"Proprietor's Unfiltered Special Barrel Select Grand Private Reserve"
A brief guide to understanding American wine labels
One of the foundations of American marketing is that, on the shelf, the package is more important than the product. And, when the products are all pretty similar, it's probably true. However, wine isn't Tide. It's a completely subjective product; yet winery marketing departments trip over one another coming up with more and more grandiose names for their wine. The over-the-top award goes to Gallo for their Marcelina Cabernet and Chardonnay. These $30 plus wines, marketed to restaurants, come complete with the story of "the forbidden romance between Marcelina, the Patron's daughter, and a vineyard worker who finally wins her hand." It seems they have 15 children, and plant a grapevine that lives for 150 years... which I assume Gallo used to grow the grapes for the wine. I understand that they even supply onions so the restaurant server can tell the story with a tear in their eye!
Barrel Select, Grand Reserve, Vintner's Selection - the important thing to remember is that none of these words really represents anything more than the winery's opinion. Buyer beware. The word Reserve may not mean the same thing at Sutter Home that it means at Beringer. There are only a few words on American wine labels that are regulated by law. The Bureau of Alcohol, Tobacco and Firearms have regulatory jurisdiction over all U.S. Wineries and these are the rules for wine labeling:
Appellation of Origin: Where it was grown i.e., Napa Valley
The following appellations of origin are allowed:
1. The United States
2. A State, or two or more contiguous States. i.e., California
3. A County, or two or more contiguous Counties i.e., Sonoma County
4. A viticulture area recognized by the BATF i.e., Sonoma Valley
If a State or County appellation is used on the label, 75% of the grapes used in the wine must be grown there. If more than one county or state is named, 100% of the grapes must be grown in those areas.
If a viticultural area is named on the label, 85% of the grapes must be grown in that area. There are 115 approved areas, and 63 of them are in California.
Wine Varieties: i.e., Chardonnay, Cabernet Sauvignon, etc.

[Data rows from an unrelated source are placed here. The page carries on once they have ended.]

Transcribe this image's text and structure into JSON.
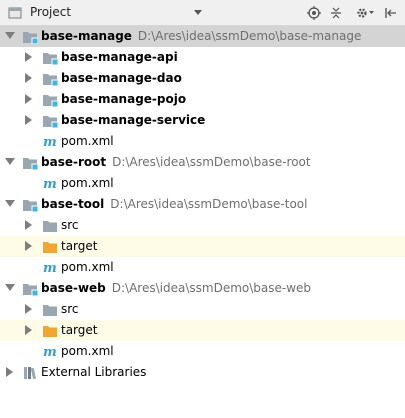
{
  "panel": {
    "title": "Project",
    "dropdown_icon": "chevron-down-icon",
    "toolbar": [
      "scroll-from-source-icon",
      "collapse-all-icon",
      "settings-icon",
      "hide-icon"
    ]
  },
  "colors": {
    "selected_row": "#d4d4d4",
    "highlighted_row": "#fefce6",
    "folder": "#9aa7b0",
    "excluded_folder": "#f0a732",
    "module_badge": "#40b6e0",
    "maven": "#3a9bd9"
  },
  "tree": [
    {
      "label": "base-manage",
      "path": "D:\\Ares\\idea\\ssmDemo\\base-manage",
      "expanded": true,
      "selected": true
    },
    {
      "label": "base-manage-api",
      "expanded": false
    },
    {
      "label": "base-manage-dao",
      "expanded": false
    },
    {
      "label": "base-manage-pojo",
      "expanded": false
    },
    {
      "label": "base-manage-service",
      "expanded": false
    },
    {
      "label": "pom.xml"
    },
    {
      "label": "base-root",
      "path": "D:\\Ares\\idea\\ssmDemo\\base-root",
      "expanded": true
    },
    {
      "label": "pom.xml"
    },
    {
      "label": "base-tool",
      "path": "D:\\Ares\\idea\\ssmDemo\\base-tool",
      "expanded": true
    },
    {
      "label": "src",
      "expanded": false
    },
    {
      "label": "target",
      "expanded": false,
      "highlighted": true
    },
    {
      "label": "pom.xml"
    },
    {
      "label": "base-web",
      "path": "D:\\Ares\\idea\\ssmDemo\\base-web",
      "expanded": true
    },
    {
      "label": "src",
      "expanded": false
    },
    {
      "label": "target",
      "expanded": false,
      "highlighted": true
    },
    {
      "label": "pom.xml"
    },
    {
      "label": "External Libraries",
      "expanded": false
    }
  ]
}
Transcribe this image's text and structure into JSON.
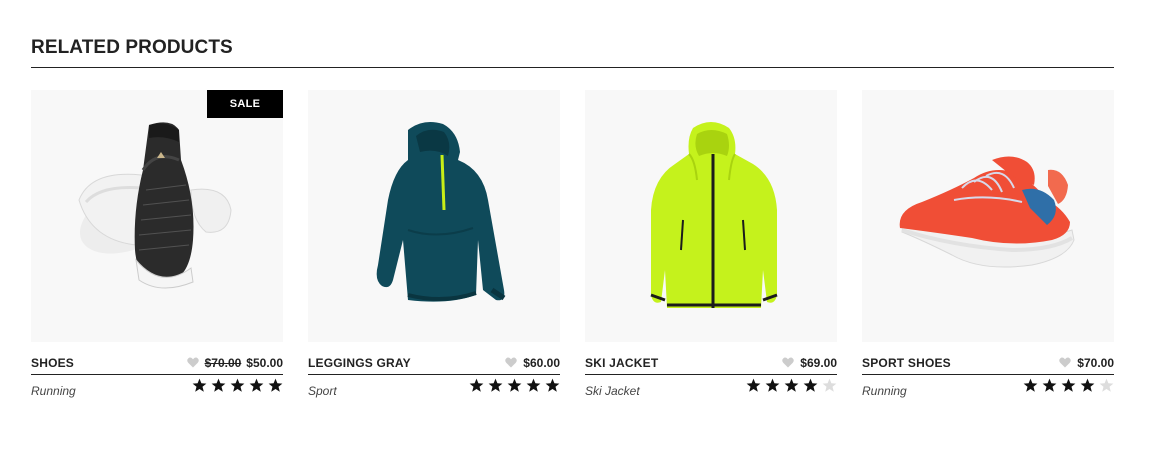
{
  "section": {
    "title": "RELATED PRODUCTS"
  },
  "products": [
    {
      "name": "SHOES",
      "badge": "SALE",
      "old_price": "$70.00",
      "price": "$50.00",
      "category": "Running",
      "rating": 5,
      "rating_max": 5,
      "image_icon": "sneaker-black-image"
    },
    {
      "name": "LEGGINGS GRAY",
      "badge": "",
      "old_price": "",
      "price": "$60.00",
      "category": "Sport",
      "rating": 5,
      "rating_max": 5,
      "image_icon": "hoodie-teal-image"
    },
    {
      "name": "SKI JACKET",
      "badge": "",
      "old_price": "",
      "price": "$69.00",
      "category": "Ski Jacket",
      "rating": 4,
      "rating_max": 5,
      "image_icon": "jacket-lime-image"
    },
    {
      "name": "SPORT SHOES",
      "badge": "",
      "old_price": "",
      "price": "$70.00",
      "category": "Running",
      "rating": 4,
      "rating_max": 5,
      "image_icon": "sneaker-red-image"
    }
  ],
  "colors": {
    "star_filled": "#111111",
    "star_empty": "#dddddd",
    "heart": "#cccccc",
    "badge_bg": "#000000",
    "image_bg": "#f8f8f8"
  }
}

Varietals are the names of the primary grapes used in the wine. To use a varietal designation, there must be an appellation of origin and 75% of the grapes used must be of that variety. So, if a Sonoma Valley (a viticultural area) Cabernet Sauvignon is being made, 85% of the grapes must be grown in Sonoma County and at least 75% Cabernet Sauvignon grapes must be used.
Note: This rule may not mean much if you're drinking Silver Oak, but considering Cab grapes sell for almost twice as much as anything else, I would like to know the percentage of Cabernet grapes in Turning Leaf - I'll guess 75.001%.
Vintage Date - the year it was grown
To have a vintage date on the label, 95% of the grapes must have been grown in that year.
To be called "estate bottled," a wine must be produced in a winery located in a viticultural area from vineyards that it owns or controls in the same area.
Proprietor or Vintner Grown
If a winery in one viticultural area makes wine from grapes grown in vineyards they own or control in another viticultural area, they can call it "Proprietor Grown" or "Vintner Grown."
Every label must contain the alcohol content of the wine. Under 15%, the content may vary up to 1/2 a percent. Over 15%, the content must be exact (the tax goes up at 15%).
Aside from the warning labels, that's it... all the government regulates. Compared to France, Italy and Germany, the United States is the "wild west" of wine labeling. We'll tackle France and Italy in subsequent newsletters. Germany will have to wait until I find someone who really understands (or can even read) German wine labels.